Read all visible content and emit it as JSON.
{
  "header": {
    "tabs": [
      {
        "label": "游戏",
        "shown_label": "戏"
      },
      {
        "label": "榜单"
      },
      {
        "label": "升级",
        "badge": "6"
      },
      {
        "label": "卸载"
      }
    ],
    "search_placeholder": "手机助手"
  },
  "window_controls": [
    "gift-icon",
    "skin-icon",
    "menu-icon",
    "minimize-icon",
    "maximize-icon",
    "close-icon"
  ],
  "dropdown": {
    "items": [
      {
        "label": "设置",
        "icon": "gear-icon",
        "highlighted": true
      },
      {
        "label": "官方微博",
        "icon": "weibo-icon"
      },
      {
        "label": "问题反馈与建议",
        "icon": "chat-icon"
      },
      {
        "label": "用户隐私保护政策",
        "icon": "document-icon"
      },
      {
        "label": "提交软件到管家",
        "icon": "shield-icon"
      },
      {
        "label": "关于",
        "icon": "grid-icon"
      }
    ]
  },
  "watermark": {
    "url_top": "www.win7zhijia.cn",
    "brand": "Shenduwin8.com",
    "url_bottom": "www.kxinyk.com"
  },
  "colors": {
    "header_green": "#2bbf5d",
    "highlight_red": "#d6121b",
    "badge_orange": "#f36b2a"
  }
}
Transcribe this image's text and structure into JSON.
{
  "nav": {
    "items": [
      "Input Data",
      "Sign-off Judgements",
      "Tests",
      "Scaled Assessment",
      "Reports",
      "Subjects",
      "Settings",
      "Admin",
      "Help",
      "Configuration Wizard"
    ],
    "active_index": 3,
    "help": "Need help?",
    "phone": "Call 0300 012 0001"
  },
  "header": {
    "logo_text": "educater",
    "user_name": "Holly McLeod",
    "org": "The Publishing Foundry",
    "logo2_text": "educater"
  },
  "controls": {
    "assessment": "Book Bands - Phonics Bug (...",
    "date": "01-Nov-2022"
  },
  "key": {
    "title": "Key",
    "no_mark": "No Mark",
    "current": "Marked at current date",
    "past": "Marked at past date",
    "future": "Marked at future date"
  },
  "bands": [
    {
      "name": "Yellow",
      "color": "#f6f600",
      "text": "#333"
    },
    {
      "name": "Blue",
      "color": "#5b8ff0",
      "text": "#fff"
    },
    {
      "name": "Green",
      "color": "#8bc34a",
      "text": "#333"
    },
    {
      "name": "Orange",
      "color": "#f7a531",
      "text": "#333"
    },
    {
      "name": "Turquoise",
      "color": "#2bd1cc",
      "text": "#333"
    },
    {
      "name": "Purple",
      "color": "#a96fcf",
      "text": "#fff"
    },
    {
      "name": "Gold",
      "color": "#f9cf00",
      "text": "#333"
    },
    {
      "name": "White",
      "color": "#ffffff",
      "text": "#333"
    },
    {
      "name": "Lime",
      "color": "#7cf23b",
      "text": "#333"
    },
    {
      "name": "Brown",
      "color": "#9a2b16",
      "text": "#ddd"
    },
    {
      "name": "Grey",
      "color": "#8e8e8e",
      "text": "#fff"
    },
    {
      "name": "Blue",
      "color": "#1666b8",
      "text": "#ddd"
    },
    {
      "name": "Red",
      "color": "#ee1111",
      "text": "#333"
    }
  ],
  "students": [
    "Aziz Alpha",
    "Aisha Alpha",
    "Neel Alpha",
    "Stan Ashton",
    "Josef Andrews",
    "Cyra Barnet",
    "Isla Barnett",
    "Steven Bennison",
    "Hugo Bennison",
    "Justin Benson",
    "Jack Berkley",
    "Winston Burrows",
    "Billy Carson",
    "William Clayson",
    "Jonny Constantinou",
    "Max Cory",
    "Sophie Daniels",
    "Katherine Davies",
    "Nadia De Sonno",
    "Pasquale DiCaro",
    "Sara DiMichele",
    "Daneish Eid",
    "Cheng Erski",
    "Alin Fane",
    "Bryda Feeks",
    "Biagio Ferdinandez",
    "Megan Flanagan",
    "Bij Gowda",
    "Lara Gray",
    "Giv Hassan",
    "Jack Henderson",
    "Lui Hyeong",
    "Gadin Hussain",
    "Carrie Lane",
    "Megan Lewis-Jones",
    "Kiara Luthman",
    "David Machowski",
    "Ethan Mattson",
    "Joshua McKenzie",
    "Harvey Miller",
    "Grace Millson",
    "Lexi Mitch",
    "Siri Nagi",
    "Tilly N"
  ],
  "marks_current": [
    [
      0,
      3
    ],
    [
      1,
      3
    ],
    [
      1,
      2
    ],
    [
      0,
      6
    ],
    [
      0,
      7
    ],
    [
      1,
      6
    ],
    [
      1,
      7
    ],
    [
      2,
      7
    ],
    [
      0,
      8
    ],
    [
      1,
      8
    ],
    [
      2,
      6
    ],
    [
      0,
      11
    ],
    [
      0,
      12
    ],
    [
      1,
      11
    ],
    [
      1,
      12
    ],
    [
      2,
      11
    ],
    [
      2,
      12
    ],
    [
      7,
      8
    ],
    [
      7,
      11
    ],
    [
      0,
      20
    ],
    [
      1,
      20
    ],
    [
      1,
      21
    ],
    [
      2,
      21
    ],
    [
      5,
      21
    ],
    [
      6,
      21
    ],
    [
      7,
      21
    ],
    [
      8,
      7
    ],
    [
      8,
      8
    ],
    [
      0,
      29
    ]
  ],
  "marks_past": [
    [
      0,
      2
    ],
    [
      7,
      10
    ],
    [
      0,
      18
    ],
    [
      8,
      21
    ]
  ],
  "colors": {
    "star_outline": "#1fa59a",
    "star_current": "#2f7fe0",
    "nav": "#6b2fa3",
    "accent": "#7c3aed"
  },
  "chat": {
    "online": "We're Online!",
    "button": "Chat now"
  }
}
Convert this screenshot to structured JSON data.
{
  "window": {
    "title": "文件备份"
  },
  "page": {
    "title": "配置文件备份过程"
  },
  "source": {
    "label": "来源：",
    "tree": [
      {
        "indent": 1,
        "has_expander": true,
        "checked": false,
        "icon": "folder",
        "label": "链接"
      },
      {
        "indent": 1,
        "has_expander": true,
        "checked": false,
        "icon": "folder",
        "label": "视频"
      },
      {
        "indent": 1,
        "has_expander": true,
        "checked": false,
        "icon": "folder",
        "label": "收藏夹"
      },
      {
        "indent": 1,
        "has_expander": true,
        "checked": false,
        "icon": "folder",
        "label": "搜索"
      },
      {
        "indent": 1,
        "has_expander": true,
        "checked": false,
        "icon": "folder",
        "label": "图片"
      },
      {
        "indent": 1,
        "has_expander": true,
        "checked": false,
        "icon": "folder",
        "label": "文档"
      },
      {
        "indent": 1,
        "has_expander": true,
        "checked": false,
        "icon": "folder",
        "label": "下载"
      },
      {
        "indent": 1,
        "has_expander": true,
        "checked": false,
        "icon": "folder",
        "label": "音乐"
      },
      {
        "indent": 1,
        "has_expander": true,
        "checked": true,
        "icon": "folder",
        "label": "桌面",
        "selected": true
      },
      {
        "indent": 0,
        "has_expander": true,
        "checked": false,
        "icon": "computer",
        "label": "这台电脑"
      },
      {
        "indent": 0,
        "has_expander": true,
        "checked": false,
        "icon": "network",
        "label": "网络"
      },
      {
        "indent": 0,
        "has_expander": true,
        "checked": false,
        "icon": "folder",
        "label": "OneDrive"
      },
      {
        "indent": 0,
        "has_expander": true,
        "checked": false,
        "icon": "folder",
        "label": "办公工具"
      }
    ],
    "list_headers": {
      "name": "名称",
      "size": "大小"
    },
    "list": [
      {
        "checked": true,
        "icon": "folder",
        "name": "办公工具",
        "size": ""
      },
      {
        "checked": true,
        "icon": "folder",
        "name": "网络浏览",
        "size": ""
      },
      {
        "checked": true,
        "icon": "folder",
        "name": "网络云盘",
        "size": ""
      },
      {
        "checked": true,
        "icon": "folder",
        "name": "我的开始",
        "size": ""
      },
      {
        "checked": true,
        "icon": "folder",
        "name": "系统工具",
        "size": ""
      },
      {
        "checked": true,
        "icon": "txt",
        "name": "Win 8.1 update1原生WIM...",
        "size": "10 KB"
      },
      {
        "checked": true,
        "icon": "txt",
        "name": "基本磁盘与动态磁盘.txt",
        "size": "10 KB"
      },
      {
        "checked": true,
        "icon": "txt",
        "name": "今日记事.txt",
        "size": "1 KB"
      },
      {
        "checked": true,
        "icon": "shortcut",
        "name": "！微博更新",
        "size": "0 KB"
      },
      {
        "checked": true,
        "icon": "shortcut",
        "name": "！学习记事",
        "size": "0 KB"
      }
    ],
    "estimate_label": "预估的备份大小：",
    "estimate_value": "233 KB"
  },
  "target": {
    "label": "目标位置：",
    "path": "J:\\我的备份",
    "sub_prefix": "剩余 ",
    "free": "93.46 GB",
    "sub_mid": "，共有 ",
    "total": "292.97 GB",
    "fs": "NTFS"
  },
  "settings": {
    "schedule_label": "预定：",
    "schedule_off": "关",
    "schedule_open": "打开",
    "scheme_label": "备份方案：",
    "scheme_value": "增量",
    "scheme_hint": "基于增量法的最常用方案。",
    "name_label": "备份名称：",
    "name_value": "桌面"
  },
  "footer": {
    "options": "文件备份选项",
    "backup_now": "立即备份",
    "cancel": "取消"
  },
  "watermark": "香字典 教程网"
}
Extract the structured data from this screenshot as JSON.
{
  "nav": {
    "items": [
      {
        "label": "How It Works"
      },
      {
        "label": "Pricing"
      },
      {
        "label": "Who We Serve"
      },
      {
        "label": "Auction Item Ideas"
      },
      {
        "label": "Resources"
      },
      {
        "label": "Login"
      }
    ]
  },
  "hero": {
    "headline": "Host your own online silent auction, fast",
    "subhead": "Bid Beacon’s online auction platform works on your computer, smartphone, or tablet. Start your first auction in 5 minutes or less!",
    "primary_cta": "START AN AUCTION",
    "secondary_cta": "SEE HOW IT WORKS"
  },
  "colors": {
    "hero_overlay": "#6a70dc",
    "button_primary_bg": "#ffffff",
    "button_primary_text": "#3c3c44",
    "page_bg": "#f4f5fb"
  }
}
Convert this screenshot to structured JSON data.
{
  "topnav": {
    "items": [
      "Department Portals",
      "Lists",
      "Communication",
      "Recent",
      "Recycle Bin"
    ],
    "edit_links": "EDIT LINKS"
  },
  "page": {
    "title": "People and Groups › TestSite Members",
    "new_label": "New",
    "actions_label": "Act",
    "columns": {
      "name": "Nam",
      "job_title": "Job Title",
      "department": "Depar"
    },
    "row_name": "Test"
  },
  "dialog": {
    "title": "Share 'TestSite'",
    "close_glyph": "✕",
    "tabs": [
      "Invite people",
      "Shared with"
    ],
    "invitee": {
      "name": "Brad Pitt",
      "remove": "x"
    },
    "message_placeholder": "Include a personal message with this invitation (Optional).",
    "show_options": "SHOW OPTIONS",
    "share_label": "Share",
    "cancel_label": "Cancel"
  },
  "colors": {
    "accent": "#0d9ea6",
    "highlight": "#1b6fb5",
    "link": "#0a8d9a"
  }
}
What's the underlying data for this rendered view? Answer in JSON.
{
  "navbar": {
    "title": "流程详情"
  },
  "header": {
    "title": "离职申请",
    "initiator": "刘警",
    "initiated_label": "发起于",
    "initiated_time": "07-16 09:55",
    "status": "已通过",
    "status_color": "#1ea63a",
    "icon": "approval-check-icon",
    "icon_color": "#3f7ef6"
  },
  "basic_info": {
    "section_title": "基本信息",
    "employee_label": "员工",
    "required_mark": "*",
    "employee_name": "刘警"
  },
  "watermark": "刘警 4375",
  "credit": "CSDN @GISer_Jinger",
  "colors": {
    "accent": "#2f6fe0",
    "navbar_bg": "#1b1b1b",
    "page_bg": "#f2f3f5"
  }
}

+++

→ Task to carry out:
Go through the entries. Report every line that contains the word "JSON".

→ The completed task:
Read all visible content and emit it as JSON.
Transcribe this image's text and structure into JSON.
Convert this screenshot to structured JSON data.
Extract the structured data from this screenshot as JSON.
Convert this screenshot to structured JSON data.
What's the underlying data for this rendered view? Answer in JSON.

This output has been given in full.